- Use yellow light bulbs outside the house because cellar spiders are attracted to white light
- Keep your basement clean and tidy (especially if it’s unfinished)
Cellar spiders are harmless and usually only bite their prey, not humans. If you are bitten by a cellar spider, treat it like any other itchy spider bite:
- Wash the area.
- Hold a cool cloth to the area if needed.
- Apply anti-itch cream if needed.
Crevice weavers make webs in small places such as wall crevices, porches, and eaves. People often mistake them for brown recluse spiders, but brown recluses (a much more dangerous spider) do not live in Utah. Contact a pest control company to eliminate crevice weavers and other spider species. To prevent this type of spider from moving in, follow these guidelines:
- Frequently clean out crawl spaces, crevices, and other small, dark places where they like to hide
- Properly seal doors and windows to block entrance points
Like most other spiders, crevice weavers have a harmless bite and generally don’t bite people anyway. If bitten, follow the pattern in the previous section to treat it the same way you would treat other spider bites.
Hobo spiders look similar to wolf spiders, but they have slightly different markings and patterns of behavior. They have a wavy, striped pattern on their abdomen, and they weave funnel-type webs where they catch their prey instead of hunting it.
This spider is not aggressive and rarely bites. When it does, its bites are mild and not venomous to people.
Jumping spiders are one of the most common indoor spiders in Utah. They are best known for their small size and their tendency to jump. Because their eyesight is better in sunlight, jumping spiders prefer to hunt their prey near windows, so their webs are often in the corners of windows. Even though these spiders bite, it’s not venomous to humans.
When you see a jumping spider in your house, you can vacuum up the spider and the web. After vacuuming, dispose of the waste outside in case the spider is still alive.

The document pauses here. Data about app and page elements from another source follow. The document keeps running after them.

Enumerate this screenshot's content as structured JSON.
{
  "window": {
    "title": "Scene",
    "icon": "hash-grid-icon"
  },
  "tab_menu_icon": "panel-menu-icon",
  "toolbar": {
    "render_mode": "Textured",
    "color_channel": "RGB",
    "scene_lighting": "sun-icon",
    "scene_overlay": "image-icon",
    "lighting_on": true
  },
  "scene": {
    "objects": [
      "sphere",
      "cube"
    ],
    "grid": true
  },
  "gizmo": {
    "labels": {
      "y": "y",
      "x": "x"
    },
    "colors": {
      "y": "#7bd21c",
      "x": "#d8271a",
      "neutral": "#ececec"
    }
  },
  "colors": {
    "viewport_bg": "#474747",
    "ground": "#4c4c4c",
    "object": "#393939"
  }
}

Wolf spiders get their name from the way they catch prey. While other spiders build webs to catch prey, wolf spiders hunt. They stalk, chase, and pounce on their prey. Wolf spider bites are painful, but they are not venomous to humans. Try this to help alleviate the pain from a wolf spider bite:
- After cleaning the area, cover it with an ice pack or a cold cloth.

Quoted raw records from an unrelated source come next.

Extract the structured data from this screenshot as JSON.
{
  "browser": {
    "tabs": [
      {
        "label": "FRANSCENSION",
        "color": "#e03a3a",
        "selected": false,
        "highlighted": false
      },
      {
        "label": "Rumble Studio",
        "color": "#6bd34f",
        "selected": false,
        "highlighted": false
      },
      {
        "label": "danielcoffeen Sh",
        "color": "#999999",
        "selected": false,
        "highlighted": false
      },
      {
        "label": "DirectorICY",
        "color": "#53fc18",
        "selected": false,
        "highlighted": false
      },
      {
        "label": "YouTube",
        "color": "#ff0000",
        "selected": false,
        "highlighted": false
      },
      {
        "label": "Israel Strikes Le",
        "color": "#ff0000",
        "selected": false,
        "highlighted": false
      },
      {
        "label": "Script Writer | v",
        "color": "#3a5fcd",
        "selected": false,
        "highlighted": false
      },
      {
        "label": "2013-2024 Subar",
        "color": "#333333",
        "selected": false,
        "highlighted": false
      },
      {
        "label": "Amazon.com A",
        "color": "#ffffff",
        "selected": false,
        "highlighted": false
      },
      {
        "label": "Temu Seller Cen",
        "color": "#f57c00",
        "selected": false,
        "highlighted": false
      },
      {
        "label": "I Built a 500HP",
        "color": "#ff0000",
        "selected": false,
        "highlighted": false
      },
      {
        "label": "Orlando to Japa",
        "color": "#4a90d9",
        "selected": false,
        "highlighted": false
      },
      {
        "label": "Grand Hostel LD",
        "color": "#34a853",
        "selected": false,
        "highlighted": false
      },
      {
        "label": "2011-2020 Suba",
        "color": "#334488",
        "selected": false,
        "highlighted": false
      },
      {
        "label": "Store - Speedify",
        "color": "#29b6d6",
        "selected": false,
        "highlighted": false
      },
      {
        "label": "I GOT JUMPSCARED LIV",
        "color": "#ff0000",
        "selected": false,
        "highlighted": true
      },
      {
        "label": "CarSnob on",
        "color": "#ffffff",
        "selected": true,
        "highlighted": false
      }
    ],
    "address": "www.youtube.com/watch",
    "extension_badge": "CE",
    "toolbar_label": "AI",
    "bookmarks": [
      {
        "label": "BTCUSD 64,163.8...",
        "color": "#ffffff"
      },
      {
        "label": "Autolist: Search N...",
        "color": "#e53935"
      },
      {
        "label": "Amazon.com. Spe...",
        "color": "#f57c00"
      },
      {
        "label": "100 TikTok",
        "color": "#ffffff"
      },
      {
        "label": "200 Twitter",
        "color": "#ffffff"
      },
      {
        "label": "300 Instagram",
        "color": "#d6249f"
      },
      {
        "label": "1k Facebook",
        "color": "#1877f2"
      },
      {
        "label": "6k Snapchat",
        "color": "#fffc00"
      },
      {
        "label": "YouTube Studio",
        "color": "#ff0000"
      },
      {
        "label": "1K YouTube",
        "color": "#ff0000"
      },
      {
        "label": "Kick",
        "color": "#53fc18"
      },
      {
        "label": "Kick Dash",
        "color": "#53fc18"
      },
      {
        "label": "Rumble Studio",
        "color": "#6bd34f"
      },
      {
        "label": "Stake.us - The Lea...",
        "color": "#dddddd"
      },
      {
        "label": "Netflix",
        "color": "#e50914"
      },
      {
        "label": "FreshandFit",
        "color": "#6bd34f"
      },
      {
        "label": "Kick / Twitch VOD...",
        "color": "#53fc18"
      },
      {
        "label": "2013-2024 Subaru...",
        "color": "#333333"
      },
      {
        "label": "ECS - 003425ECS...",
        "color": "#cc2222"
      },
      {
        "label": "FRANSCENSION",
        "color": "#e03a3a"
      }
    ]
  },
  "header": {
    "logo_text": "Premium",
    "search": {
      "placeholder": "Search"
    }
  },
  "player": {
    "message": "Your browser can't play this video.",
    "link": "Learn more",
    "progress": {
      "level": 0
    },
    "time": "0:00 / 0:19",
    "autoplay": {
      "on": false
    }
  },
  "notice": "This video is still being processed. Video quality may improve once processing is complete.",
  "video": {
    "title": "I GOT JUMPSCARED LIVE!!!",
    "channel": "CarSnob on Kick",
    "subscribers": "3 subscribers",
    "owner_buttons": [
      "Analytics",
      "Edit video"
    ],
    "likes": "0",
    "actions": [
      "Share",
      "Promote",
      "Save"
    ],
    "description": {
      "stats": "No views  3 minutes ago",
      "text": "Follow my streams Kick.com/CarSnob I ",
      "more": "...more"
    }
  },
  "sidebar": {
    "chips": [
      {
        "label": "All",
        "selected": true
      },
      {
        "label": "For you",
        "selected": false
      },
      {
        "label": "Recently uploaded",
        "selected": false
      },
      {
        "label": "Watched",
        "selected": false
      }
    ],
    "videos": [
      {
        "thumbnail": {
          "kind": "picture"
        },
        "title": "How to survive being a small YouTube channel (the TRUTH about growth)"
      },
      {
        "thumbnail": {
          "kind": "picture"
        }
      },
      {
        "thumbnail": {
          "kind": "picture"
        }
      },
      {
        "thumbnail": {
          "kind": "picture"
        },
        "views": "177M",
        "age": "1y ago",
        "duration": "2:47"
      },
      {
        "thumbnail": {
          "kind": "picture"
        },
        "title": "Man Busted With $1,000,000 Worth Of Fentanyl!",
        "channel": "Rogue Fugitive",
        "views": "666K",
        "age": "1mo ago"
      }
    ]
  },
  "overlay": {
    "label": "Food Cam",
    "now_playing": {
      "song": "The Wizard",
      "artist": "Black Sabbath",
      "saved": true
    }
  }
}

- Apply an anti-itch cream.
- Take pain medication if needed.
Wolf spiders are most prevalent in the fall months, which is also when they start moving indoors. Inside, they live on main floor levels under couches and other sheltered places. Outside, they live under stones, wood, and leaves. To prevent wolf spiders from entering your home, make sure doors and window screens are secure and free of holes.
Wood Louse Spider

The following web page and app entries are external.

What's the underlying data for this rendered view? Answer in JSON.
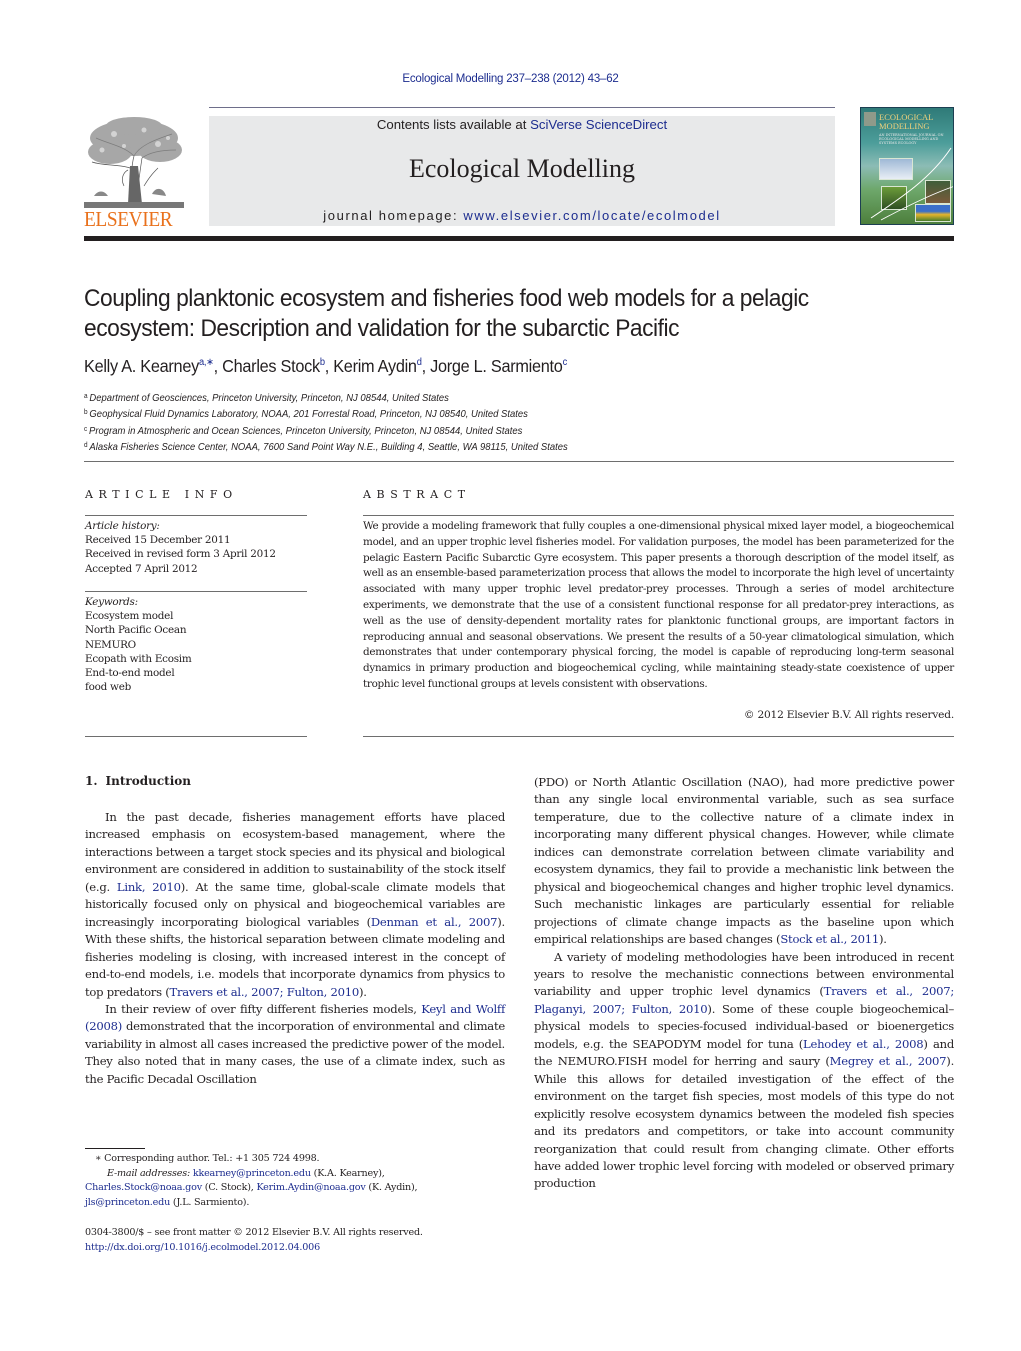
{
  "running_head": "Ecological Modelling 237–238 (2012) 43–62",
  "banner": {
    "contents_prefix": "Contents lists available at ",
    "contents_link": "SciVerse ScienceDirect",
    "journal_name": "Ecological Modelling",
    "homepage_prefix": "journal homepage: ",
    "homepage_link": "www.elsevier.com/locate/ecolmodel"
  },
  "publisher_logo": {
    "wordmark": "ELSEVIER",
    "icon": "elsevier-tree-icon"
  },
  "cover": {
    "title_line1": "ECOLOGICAL",
    "title_line2": "MODELLING",
    "subtitle": "AN INTERNATIONAL JOURNAL ON ECOLOGICAL MODELLING AND SYSTEMS ECOLOGY"
  },
  "colors": {
    "link": "#1d2d8f",
    "elsevier_orange": "#e9711c",
    "banner_bg": "#e8e9ea",
    "text": "#231f20"
  },
  "article": {
    "title_line1": "Coupling planktonic ecosystem and fisheries food web models for a pelagic",
    "title_line2": "ecosystem: Description and validation for the subarctic Pacific",
    "authors": [
      {
        "name": "Kelly A. Kearney",
        "sup": "a,∗",
        "sep": ", "
      },
      {
        "name": "Charles Stock",
        "sup": "b",
        "sep": ", "
      },
      {
        "name": "Kerim Aydin",
        "sup": "d",
        "sep": ", "
      },
      {
        "name": "Jorge L. Sarmiento",
        "sup": "c",
        "sep": ""
      }
    ],
    "affiliations": [
      {
        "mark": "a",
        "text": "Department of Geosciences, Princeton University, Princeton, NJ 08544, United States"
      },
      {
        "mark": "b",
        "text": "Geophysical Fluid Dynamics Laboratory, NOAA, 201 Forrestal Road, Princeton, NJ 08540, United States"
      },
      {
        "mark": "c",
        "text": "Program in Atmospheric and Ocean Sciences, Princeton University, Princeton, NJ 08544, United States"
      },
      {
        "mark": "d",
        "text": "Alaska Fisheries Science Center, NOAA, 7600 Sand Point Way N.E., Building 4, Seattle, WA 98115, United States"
      }
    ]
  },
  "article_info": {
    "heading": "ARTICLE INFO",
    "history_label": "Article history:",
    "history": [
      "Received 15 December 2011",
      "Received in revised form 3 April 2012",
      "Accepted 7 April 2012"
    ],
    "keywords_label": "Keywords:",
    "keywords": [
      "Ecosystem model",
      "North Pacific Ocean",
      "NEMURO",
      "Ecopath with Ecosim",
      "End-to-end model",
      "food web"
    ]
  },
  "abstract": {
    "heading": "ABSTRACT",
    "text": "We provide a modeling framework that fully couples a one-dimensional physical mixed layer model, a biogeochemical model, and an upper trophic level fisheries model. For validation purposes, the model has been parameterized for the pelagic Eastern Pacific Subarctic Gyre ecosystem. This paper presents a thorough description of the model itself, as well as an ensemble-based parameterization process that allows the model to incorporate the high level of uncertainty associated with many upper trophic level predator-prey processes. Through a series of model architecture experiments, we demonstrate that the use of a consistent functional response for all predator-prey interactions, as well as the use of density-dependent mortality rates for planktonic functional groups, are important factors in reproducing annual and seasonal observations. We present the results of a 50-year climatological simulation, which demonstrates that under contemporary physical forcing, the model is capable of reproducing long-term seasonal dynamics in primary production and biogeochemical cycling, while maintaining steady-state coexistence of upper trophic level functional groups at levels consistent with observations.",
    "copyright": "© 2012 Elsevier B.V. All rights reserved."
  },
  "body": {
    "section_number": "1.",
    "section_title": "Introduction",
    "left_p1": [
      {
        "t": "In the past decade, fisheries management efforts have placed increased emphasis on ecosystem-based management, where the interactions between a target stock species and its physical and biological environment are considered in addition to sustainability of the stock itself (e.g. "
      },
      {
        "link": "Link, 2010"
      },
      {
        "t": "). At the same time, global-scale climate models that historically focused only on physical and biogeochemical variables are increasingly incorporating biological variables ("
      },
      {
        "link": "Denman et al., 2007"
      },
      {
        "t": "). With these shifts, the historical separation between climate modeling and fisheries modeling is closing, with increased interest in the concept of end-to-end models, i.e. models that incorporate dynamics from physics to top predators ("
      },
      {
        "link": "Travers et al., 2007; Fulton, 2010"
      },
      {
        "t": ")."
      }
    ],
    "left_p2": [
      {
        "t": "In their review of over fifty different fisheries models, "
      },
      {
        "link": "Keyl and Wolff (2008)"
      },
      {
        "t": " demonstrated that the incorporation of environmental and climate variability in almost all cases increased the predictive power of the model. They also noted that in many cases, the use of a climate index, such as the Pacific Decadal Oscillation"
      }
    ],
    "right_p1": [
      {
        "t": "(PDO) or North Atlantic Oscillation (NAO), had more predictive power than any single local environmental variable, such as sea surface temperature, due to the collective nature of a climate index in incorporating many different physical changes. However, while climate indices can demonstrate correlation between climate variability and ecosystem dynamics, they fail to provide a mechanistic link between the physical and biogeochemical changes and higher trophic level dynamics. Such mechanistic linkages are particularly essential for reliable projections of climate change impacts as the baseline upon which empirical relationships are based changes ("
      },
      {
        "link": "Stock et al., 2011"
      },
      {
        "t": ")."
      }
    ],
    "right_p2": [
      {
        "t": "A variety of modeling methodologies have been introduced in recent years to resolve the mechanistic connections between environmental variability and upper trophic level dynamics ("
      },
      {
        "link": "Travers et al., 2007; Plaganyi, 2007; Fulton, 2010"
      },
      {
        "t": "). Some of these couple biogeochemical–physical models to species-focused individual-based or bioenergetics models, e.g. the SEAPODYM model for tuna ("
      },
      {
        "link": "Lehodey et al., 2008"
      },
      {
        "t": ") and the NEMURO.FISH model for herring and saury ("
      },
      {
        "link": "Megrey et al., 2007"
      },
      {
        "t": "). While this allows for detailed investigation of the effect of the environment on the target fish species, most models of this type do not explicitly resolve ecosystem dynamics between the modeled fish species and its predators and competitors, or take into account community reorganization that could result from changing climate. Other efforts have added lower trophic level forcing with modeled or observed primary production"
      }
    ]
  },
  "footnotes": {
    "corresponding": "∗ Corresponding author. Tel.: +1 305 724 4998.",
    "email_label": "E-mail addresses:",
    "emails": [
      {
        "addr": "kkearney@princeton.edu",
        "who": " (K.A. Kearney),"
      },
      {
        "addr": "Charles.Stock@noaa.gov",
        "who": " (C. Stock), "
      },
      {
        "addr": "Kerim.Aydin@noaa.gov",
        "who": " (K. Aydin),"
      },
      {
        "addr": "jls@princeton.edu",
        "who": " (J.L. Sarmiento)."
      }
    ],
    "front_matter": "0304-3800/$ – see front matter © 2012 Elsevier B.V. All rights reserved.",
    "doi": "http://dx.doi.org/10.1016/j.ecolmodel.2012.04.006"
  }
}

Woodlouse spiders are usually red with cream-colored abdomens. They hide in damp or decaying wood, preying on pill bugs, woodlice, and other insects that are attracted to decaying plants. If their food source wanders inside to escape the weather, then woodlouse spiders may follow them into your home. After invading homes, they usually stay in the basement near dark, secluded corners.
Like most other spiders, they are not aggressive and tend to avoid people. They may bite people when they feel threatened, but their bites are harmless. You can treat a bite from a woodlouse spider with anti-itch cream if needed.
Yellow Sac Spider
Yellow sac spiders are usually light tan or yellow with thin, semi-translucent legs. You’ll usually find their webs in ceiling corners or other sheltered locations. Instead of building traditional-style webs for catching prey, they create tube-like webs to hide in during the day and hunt for their prey at night. The yellow sac spider diet includes a variety of insects and other spiders.
This spider has a painful bite, but bites do not cause lasting damage or hospitalization like black widow spider bites can. While yellow sac spiders tend to be more aggressive than other types of spiders, they also avoid people whenever possible. Most bites occur when the yellow sac spider feels trapped under clothing or under someone sleeping.